Activity: Using the records below, give the number of lines where the string "placeholder" shows up. Add nothing to it.

=== Records for the exercise ===

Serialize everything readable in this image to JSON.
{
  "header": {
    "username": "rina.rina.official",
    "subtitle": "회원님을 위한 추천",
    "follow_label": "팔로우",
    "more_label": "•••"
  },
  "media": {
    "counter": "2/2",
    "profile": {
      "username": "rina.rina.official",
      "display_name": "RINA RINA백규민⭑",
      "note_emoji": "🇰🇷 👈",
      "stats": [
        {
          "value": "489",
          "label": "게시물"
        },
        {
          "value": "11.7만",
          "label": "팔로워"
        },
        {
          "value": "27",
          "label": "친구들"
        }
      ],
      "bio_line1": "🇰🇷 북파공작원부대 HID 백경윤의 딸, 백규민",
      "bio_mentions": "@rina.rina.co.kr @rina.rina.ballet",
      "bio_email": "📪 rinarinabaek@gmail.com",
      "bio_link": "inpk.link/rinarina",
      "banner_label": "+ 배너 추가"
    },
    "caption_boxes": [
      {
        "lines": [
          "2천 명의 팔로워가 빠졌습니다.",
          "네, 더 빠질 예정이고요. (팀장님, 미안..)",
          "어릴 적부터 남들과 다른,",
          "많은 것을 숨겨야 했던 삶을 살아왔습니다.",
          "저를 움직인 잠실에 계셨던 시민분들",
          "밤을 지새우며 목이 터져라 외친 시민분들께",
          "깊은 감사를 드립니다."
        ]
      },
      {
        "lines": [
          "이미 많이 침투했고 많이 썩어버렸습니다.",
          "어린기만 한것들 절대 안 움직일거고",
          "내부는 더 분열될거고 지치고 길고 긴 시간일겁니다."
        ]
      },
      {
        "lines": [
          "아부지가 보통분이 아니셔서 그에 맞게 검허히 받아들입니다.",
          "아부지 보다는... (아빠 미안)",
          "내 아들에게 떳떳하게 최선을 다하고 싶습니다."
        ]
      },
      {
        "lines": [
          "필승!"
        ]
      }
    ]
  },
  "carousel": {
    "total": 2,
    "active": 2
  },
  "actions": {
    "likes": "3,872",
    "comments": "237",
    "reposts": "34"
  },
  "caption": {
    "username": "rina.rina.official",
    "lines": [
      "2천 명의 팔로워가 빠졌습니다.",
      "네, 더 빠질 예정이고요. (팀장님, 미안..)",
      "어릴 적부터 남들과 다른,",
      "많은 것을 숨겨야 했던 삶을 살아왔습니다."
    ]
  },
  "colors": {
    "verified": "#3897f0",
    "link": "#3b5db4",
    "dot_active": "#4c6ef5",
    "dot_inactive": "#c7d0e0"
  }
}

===
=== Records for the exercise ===

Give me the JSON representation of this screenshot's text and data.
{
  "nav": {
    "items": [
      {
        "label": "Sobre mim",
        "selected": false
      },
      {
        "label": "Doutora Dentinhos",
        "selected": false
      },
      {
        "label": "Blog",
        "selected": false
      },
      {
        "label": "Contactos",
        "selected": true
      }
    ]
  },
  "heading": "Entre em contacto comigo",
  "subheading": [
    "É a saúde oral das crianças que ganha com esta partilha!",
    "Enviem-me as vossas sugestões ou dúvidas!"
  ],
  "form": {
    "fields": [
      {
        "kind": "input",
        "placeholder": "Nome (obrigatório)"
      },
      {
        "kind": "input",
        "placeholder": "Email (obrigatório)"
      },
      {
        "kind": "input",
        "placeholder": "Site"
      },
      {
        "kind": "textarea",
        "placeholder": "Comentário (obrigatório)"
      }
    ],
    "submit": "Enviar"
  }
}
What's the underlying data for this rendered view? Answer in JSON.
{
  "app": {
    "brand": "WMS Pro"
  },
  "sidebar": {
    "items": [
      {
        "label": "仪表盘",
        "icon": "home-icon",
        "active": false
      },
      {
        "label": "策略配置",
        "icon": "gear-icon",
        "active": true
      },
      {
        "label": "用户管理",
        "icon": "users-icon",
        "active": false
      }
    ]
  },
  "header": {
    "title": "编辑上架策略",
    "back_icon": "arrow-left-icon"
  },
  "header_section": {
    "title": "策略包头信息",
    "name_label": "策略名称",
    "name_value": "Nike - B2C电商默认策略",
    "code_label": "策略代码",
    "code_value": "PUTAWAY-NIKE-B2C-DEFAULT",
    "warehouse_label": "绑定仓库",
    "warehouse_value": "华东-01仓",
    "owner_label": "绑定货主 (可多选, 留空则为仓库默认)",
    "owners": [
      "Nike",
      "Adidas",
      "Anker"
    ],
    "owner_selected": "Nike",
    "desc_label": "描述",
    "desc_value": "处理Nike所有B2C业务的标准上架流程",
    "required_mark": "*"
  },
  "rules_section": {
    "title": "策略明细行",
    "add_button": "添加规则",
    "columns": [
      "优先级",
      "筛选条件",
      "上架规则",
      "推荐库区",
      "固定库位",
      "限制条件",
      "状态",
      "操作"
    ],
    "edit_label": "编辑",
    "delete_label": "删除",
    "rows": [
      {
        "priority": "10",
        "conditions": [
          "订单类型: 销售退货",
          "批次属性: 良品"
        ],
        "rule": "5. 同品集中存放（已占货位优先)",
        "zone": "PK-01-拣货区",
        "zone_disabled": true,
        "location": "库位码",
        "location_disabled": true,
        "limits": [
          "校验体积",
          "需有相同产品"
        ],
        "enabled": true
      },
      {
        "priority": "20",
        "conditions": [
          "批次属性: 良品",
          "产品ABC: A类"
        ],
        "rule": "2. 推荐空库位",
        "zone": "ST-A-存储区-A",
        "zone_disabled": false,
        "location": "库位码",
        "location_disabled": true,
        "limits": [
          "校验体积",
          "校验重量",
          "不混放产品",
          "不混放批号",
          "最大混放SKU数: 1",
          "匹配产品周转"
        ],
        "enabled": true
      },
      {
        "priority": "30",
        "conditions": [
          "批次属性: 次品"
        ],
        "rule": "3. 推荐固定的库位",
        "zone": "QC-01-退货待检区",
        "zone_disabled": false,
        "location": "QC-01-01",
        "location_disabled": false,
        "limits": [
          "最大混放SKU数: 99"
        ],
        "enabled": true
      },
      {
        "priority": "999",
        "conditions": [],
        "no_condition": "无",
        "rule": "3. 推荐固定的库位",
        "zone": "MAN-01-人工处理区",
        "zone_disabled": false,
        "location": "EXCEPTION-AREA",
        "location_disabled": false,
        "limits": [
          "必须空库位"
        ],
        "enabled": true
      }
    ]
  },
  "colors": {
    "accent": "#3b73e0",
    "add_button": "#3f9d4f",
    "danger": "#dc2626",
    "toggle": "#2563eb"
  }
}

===
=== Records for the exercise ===

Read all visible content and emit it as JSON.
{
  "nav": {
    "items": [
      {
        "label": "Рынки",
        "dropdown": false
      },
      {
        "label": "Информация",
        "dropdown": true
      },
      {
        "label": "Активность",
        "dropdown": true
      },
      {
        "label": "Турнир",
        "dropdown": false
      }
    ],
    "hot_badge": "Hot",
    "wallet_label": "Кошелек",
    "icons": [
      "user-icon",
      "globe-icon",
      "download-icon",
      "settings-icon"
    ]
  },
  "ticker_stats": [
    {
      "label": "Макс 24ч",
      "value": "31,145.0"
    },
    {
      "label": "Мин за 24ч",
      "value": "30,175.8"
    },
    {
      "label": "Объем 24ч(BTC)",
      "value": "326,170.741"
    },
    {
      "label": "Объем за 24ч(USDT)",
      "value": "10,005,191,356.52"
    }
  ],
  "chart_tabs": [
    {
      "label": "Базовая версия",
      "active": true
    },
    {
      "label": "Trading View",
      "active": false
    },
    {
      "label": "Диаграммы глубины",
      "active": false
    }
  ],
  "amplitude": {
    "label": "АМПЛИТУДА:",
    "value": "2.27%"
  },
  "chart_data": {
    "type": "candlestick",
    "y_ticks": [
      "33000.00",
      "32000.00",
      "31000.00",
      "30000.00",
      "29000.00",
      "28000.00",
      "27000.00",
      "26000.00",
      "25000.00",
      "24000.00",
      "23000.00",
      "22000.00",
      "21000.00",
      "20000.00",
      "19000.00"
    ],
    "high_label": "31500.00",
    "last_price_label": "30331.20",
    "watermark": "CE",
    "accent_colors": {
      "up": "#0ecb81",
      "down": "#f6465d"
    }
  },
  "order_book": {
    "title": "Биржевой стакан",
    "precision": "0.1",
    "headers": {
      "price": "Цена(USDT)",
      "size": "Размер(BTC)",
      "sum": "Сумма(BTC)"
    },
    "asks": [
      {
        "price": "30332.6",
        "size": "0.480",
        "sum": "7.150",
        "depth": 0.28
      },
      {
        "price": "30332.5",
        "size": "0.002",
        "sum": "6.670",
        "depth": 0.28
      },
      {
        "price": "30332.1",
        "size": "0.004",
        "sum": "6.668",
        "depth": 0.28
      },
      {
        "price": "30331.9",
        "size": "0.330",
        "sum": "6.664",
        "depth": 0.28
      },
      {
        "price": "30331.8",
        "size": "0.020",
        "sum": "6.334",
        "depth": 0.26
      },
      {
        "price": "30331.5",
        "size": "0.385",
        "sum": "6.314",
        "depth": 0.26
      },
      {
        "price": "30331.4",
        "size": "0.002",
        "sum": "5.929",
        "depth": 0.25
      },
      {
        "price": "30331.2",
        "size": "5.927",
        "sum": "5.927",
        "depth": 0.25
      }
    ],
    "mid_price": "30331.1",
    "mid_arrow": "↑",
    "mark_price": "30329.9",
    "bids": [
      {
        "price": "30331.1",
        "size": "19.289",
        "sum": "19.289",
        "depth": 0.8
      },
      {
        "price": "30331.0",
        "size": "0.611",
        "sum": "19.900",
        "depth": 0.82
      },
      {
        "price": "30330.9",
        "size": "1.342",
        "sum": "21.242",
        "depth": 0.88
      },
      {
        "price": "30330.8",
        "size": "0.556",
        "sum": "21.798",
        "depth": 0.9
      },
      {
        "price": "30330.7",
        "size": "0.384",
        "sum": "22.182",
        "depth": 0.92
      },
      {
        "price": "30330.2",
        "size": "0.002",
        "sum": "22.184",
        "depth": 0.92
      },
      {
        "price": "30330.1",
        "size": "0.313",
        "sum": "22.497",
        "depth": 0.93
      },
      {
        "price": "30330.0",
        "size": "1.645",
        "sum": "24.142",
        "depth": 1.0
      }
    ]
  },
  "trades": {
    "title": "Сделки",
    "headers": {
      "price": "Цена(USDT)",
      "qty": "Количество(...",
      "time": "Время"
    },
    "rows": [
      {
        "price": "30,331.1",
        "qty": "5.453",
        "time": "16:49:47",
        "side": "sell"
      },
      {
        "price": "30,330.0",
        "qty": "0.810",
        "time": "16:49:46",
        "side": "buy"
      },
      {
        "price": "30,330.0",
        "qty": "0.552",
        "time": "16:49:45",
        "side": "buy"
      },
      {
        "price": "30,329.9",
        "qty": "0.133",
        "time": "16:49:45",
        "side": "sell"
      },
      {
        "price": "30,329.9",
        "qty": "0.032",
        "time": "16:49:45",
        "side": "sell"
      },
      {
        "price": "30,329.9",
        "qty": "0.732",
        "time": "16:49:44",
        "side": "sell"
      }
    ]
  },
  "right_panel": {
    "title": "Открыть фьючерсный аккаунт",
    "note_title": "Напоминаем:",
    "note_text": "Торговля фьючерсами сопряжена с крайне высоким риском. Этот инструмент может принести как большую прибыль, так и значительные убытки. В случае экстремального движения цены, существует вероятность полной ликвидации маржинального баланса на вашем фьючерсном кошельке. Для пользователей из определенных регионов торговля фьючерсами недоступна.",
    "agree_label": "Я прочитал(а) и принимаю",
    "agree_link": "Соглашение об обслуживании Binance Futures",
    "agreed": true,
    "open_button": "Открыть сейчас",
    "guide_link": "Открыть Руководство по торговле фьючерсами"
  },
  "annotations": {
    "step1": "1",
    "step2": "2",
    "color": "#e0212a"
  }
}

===

Response: 4